● TASK DESCRIPTION
Return the lines below in which the string "System" occurs.

(Element data from apps and pages)
——

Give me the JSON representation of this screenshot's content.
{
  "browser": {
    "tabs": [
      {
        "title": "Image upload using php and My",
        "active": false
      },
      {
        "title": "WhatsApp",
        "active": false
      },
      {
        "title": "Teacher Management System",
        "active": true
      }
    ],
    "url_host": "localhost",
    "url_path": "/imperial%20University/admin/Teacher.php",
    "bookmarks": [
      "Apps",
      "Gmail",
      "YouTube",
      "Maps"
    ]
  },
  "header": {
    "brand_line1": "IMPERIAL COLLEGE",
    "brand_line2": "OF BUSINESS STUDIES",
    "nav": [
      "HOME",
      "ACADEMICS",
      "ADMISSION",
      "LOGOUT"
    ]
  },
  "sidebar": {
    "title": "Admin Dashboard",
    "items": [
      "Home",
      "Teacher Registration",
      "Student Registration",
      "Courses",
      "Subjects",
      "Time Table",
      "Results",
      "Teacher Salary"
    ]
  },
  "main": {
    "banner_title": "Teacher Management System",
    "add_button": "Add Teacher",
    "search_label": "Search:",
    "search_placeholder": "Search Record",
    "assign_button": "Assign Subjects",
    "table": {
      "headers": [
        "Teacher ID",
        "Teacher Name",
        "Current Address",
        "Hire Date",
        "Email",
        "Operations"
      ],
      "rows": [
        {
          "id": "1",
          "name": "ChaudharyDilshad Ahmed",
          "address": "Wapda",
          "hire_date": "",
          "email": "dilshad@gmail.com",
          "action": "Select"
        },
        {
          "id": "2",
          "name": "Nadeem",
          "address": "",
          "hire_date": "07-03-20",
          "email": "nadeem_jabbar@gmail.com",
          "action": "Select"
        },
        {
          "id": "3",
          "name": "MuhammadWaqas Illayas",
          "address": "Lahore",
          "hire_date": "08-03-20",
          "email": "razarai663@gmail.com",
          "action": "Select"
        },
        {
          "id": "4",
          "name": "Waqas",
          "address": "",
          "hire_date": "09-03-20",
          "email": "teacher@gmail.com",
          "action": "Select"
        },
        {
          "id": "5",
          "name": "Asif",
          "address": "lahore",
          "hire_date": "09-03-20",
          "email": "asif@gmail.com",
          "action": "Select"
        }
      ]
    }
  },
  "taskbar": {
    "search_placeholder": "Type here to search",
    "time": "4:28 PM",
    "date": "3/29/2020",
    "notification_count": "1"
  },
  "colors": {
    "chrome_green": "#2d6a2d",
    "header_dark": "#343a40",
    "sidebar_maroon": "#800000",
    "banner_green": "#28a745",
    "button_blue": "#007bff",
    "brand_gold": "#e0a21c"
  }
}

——

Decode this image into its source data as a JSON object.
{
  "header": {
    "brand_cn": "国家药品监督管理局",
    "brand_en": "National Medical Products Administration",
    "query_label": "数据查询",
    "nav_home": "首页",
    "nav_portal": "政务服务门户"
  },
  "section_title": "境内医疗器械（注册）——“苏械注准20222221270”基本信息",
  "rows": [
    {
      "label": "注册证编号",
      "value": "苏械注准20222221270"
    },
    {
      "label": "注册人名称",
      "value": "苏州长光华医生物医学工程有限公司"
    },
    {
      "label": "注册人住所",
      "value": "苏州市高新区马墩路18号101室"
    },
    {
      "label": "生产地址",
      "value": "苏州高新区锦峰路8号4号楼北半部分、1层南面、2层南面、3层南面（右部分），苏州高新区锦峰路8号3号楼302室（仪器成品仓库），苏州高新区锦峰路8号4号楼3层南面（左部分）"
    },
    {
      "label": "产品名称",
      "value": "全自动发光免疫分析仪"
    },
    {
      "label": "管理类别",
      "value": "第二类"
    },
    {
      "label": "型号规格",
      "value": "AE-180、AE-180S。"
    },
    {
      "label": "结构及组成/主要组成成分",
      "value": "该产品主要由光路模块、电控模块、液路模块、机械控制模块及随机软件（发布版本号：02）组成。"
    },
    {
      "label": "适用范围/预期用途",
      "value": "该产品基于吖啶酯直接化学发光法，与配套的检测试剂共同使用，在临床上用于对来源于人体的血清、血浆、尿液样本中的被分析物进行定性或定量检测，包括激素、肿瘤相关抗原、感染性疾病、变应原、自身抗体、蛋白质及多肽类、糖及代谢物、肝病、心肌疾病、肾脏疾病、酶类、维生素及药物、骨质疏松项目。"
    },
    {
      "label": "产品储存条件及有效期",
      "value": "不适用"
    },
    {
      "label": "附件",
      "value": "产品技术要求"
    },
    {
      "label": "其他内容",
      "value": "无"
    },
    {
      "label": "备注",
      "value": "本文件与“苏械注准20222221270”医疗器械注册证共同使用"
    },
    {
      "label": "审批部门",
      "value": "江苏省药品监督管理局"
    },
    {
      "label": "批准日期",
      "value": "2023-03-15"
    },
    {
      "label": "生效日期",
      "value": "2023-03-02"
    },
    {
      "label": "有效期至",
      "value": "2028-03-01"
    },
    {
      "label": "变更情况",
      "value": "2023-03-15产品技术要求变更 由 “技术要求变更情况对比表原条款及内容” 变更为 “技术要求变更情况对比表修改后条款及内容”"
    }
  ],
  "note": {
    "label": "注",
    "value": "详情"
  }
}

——

● YOUR SOLUTION
        "title": "Teacher Management System",
    "banner_title": "Teacher Management System",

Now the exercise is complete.